Mature Content: The series is a much darker version of the sitcom and includes violent scenes of hand-to-hand combat, guns, shootings, threats of violence, and more. There are also multiple scenes that show characters actively using drugs, sniffing a powder-like substance.
**This review is based on viewing the first three episodes of the series.
Peacock’s Bel-Air is the reimagined reboot of the classic sitcom The Fresh Prince of Bel-Air. Despite the new series not having a catchy tune like its predecessor, it does bring back all the nostaglia and cast of characters we grew to know and love. It starts out set in Philly, where we get a glimpse of Will, played by Jabari Banks, in his hometown and the trouble that he got into, which landed him at his Aunt and Uncle’s home in Bel-Air. Immediately, fans of the original show will recognize this reboot is very different from the show it was based on. This new drama seems much more realistic in terms of what Will went through in Philly, coming to blows with a violent gang, pulling a gun on them, and landing himself in jail.
Bel-Air maintains the same cast of characters that viewers are familiar with, which allows for an easy transition to the storyline because writers are not forced to deliver any sort of drawn-out backstory.

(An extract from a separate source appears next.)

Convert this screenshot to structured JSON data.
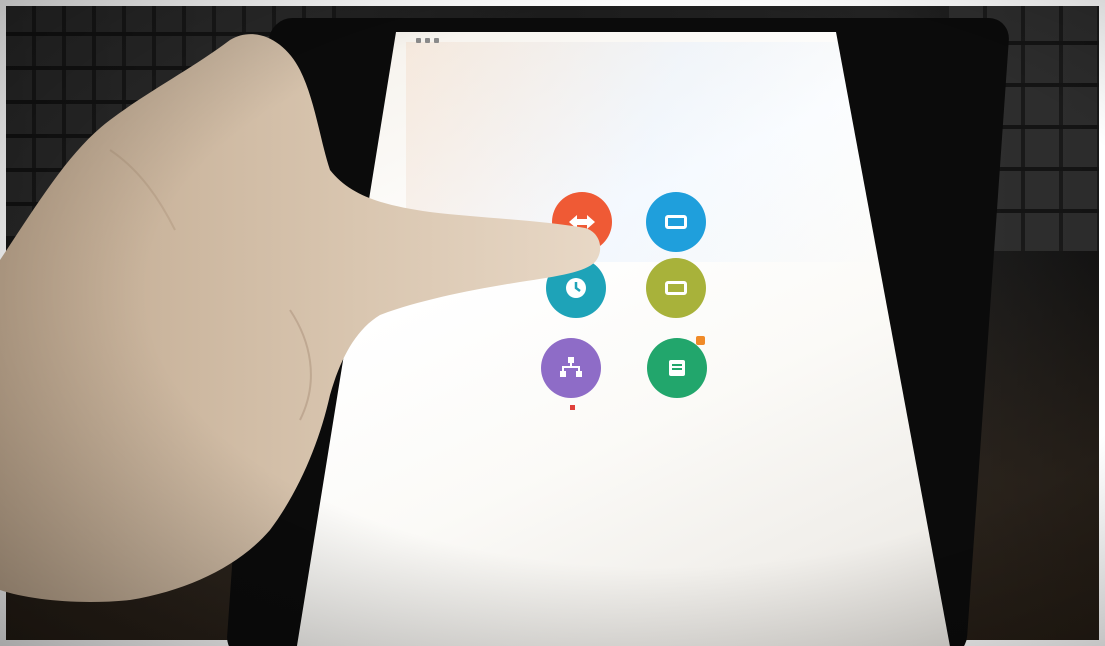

Will strikes up a friendship with his Uber driver, Jazz (Jordan L. Jones), who instead of being thrown out of the Bank‘s home in the first episode, is paid off by “house manager” Geoffrey (Jimmy Akingbola). Of course, the new series gives a more modern take on everything from the clothes to even the butler getting re-named to house manager. And unlike in the original, where Geoffrey plays a more “servant” type role, in Bel-Air he is more of a confidant to Uncle Phil and a genuine part of the family.
Another noticeable difference in the cast of Bel-Air is Uncle Phil, who not only has a more svelte look, but he also gives off a more serious tone, as he is running for district attorney and used some of his influence to get Will out of jail. However, the most interesting storyline is the relationship between Will and Carlton (Olly Sholotan). No longer Alfonso Ribeiro’s portrayal of Carlton, whose greatest offense in Fresh Prince was his dance moves, this Carlton’s storyline is much darker, as he regularly snorts Xanax and defends his white friends when they use the n-word. Sholotan delivers a stellar performance in the reboot, and tunes into the emotional hurt he feels as he perceives Will replacing him. Other mannerisms and characteristics of Carlton remain, however, such as his over enuciation of words and relative street-wise ignorance.
This author is hooked after watching the first three episodes of the new Bel-Air series. It not only brings back the nostalgia, but gives a more realistic take with more realistic characters than the original. Newcomers unfamiliar with the original will also find much to enjoy here, as this fresh take on the Fresh Prince updates the slang of today’s youth, the music, and the style. Whimisical sitcoms also seem to be taking a step back these days in favor of more realistic drama situations that more closely adhere to what people are actually going through. Things have a tendency to resound with people the more they identify with them, and from the looks of it, Bel-Air will still be echoing for a long while. Let’s just hope the series doesn’t devolve in later episodes/seasons into camp mediocrity.